- [PROBLEM TO WORK ON] On how many lines of these entries does the word "title" occur? State the number alone.

━━━ RECORDS FOR THIS TASK

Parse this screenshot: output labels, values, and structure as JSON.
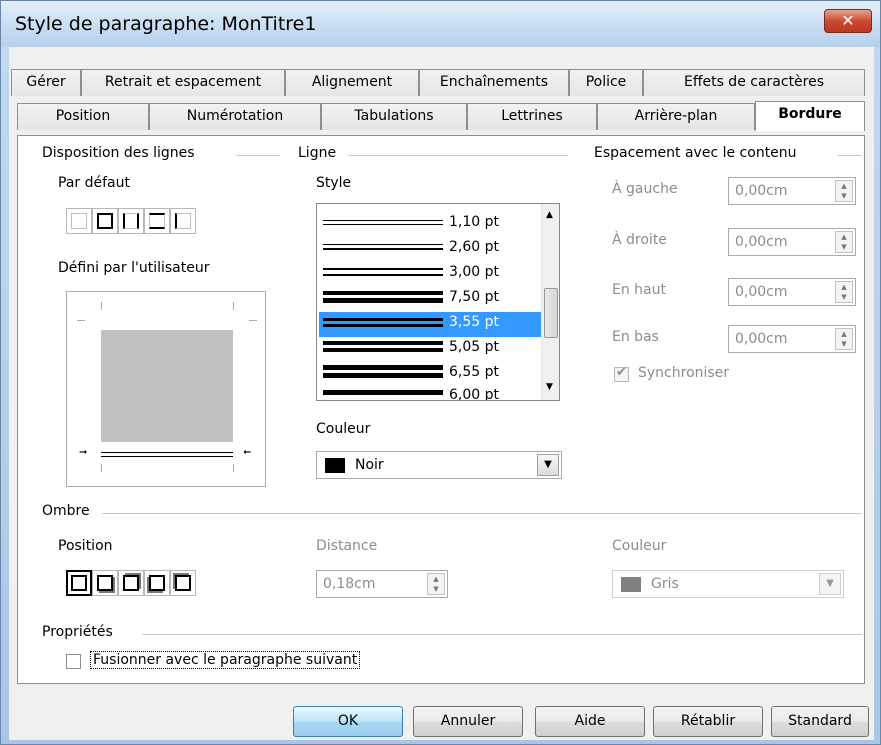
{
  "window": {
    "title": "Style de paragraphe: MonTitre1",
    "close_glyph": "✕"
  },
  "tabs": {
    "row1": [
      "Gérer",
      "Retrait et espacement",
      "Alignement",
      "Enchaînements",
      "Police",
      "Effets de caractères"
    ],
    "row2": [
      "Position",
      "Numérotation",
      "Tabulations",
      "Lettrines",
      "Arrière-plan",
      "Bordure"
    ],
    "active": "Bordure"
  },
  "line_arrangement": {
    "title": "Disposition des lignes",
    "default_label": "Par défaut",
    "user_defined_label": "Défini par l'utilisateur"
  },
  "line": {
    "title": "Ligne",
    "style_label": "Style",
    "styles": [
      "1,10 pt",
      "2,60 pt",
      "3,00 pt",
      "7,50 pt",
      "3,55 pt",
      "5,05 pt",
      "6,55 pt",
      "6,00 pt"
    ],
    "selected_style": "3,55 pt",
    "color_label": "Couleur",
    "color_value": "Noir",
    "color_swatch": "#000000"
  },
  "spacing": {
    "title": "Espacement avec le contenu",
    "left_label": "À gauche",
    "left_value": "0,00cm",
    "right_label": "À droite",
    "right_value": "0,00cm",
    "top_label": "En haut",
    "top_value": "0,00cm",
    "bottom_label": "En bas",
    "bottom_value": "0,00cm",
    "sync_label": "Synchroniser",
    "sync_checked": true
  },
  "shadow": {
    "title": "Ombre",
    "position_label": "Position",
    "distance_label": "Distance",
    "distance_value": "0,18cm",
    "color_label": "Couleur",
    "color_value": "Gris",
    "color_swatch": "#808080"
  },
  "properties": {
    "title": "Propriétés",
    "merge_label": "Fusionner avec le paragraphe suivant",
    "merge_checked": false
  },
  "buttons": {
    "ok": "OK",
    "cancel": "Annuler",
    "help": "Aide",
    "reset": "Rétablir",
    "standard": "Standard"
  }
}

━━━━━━

- [SOLUTION TO THIS EXERCISE] 6